This product report is intended for the serious collector who is interested in the Thompson drum magazines as a collectors item. It has become very popular to collect the Colt Thompson "C" and "L" drum magazines.
This product report is meant to set the record straight on this new Auto-Ordnance of West Hurley "C" drum, and to expose to the collector and shooter the idiosyncrasies and the many design problems associated with this new A/O "C" drum magazine.
A silk purse and a sow's ear
Auto-Ordnance of West Hurley, New York produced a run of "L" type fifty round drum magazines for the Thompson Submachine Gun, prior to 1990. These drum magazines were patterned after the Auto-Ordnance and Seymour G.I. drums, manufactured during WW2.
In 1990, Auto-Ordnance of West Hurley decided to produce a line of "C" drum magazines for the Thompson Submachine Gun. In late October 1990, this writer found an A/O of West Hurley dealer at the Great Western Gun Show in Pomona, California.
The dealers information from Auto-Ordnance was that they intended to manufacture 2000 of these "C" drum magazines, all serial numbered. He assured me that these drum magazines were to be made from original blueprints and drawings and were to be manufactured to original high standards of quality.
This writer purchased #076 for $275.00 plus tax.
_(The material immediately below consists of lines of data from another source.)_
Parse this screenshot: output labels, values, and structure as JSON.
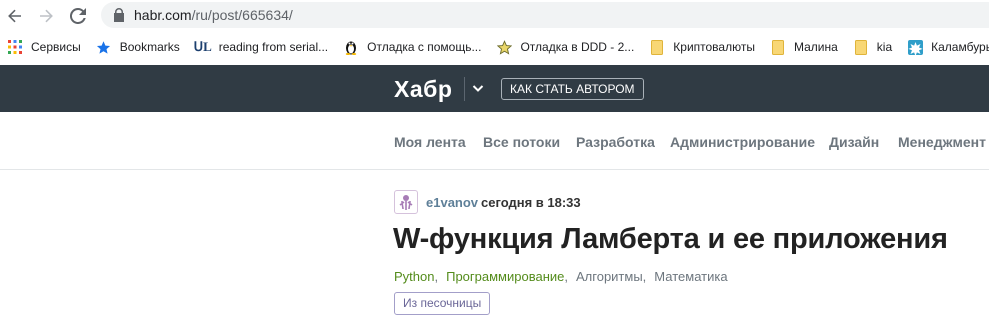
{
  "browser": {
    "url_host": "habr.com",
    "url_path": "/ru/post/665634/"
  },
  "bookmarks": [
    {
      "label": "Сервисы",
      "icon": "apps-grid-icon"
    },
    {
      "label": "Bookmarks",
      "icon": "star-icon"
    },
    {
      "label": "reading from serial...",
      "icon": "ul-logo-icon"
    },
    {
      "label": "Отладка с помощь...",
      "icon": "linux-penguin-icon"
    },
    {
      "label": "Отладка в DDD - 2...",
      "icon": "star-outline-icon"
    },
    {
      "label": "Криптовалюты",
      "icon": "folder-icon"
    },
    {
      "label": "Малина",
      "icon": "folder-icon"
    },
    {
      "label": "kia",
      "icon": "folder-icon"
    },
    {
      "label": "Каламбуры",
      "icon": "puzzle-icon"
    }
  ],
  "header": {
    "logo": "Хабр",
    "author_button": "КАК СТАТЬ АВТОРОМ",
    "background": "#303b44"
  },
  "flows": [
    "Моя лента",
    "Все потоки",
    "Разработка",
    "Администрирование",
    "Дизайн",
    "Менеджмент"
  ],
  "post": {
    "author": "e1vanov",
    "date": "сегодня в 18:33",
    "title": "W-функция Ламберта и ее приложения",
    "hubs": [
      {
        "label": "Python",
        "subscribed": true
      },
      {
        "label": "Программирование",
        "subscribed": true
      },
      {
        "label": "Алгоритмы",
        "subscribed": false
      },
      {
        "label": "Математика",
        "subscribed": false
      }
    ],
    "badge": "Из песочницы"
  }
}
Before I left the gun show that weekend, I had a chance to compare the new A/O of West Hurley "C" drum to an original 1921 Colt "C" drum at a friends table. There is where the similarity stopped. This writer had no idea what a complicated story would unfold within the next couple of years.
After a brief comparison of the two "C" drums, I noticed several differences.
First; there were drain slots in both the Cover and Body "slide name plates", as per WW2 G.I. drums. The "guides" on these slide plates were found to be round instead of square as per the original 1921 Colt drum magazines.
The second obvious difference was the way the winding "Key" latched onto the center Hub. On the original 1921 Colt drums, the center Hub is drilled through. The winding Key latched down into the top of this hole. On the new A/O of West Hurley "C" drum, the center Hub is solid. It has an offensive tit of metal protruding from the end, which the winding key latches over top. The third immediate difference this writer could notice was the external riveting that holds the internal body cartridge guides in place was sharp and offensive to the touch.
The Cover would not come off without difficulty. With the help of a small screwdriver I removed the Cover. It was tight. The Rotor did not feet right. In turning it a little back and forth the driver arms were squeaking against the top of the cartridge guides. This could add to the internal resistance in pushing out the cartridges. When I reinstalled the Cover the Key was very difficult to insert because of the excessive tension under the Cover.
At this point it was obvious that these drums were not made from original blueprints, nor was the original Colt quality there. I returned to the dealer where I had purchased the new #076 "C" drum. The dealer informed me that all the drums were of the same quality. He assured me again that it would function as well as an original.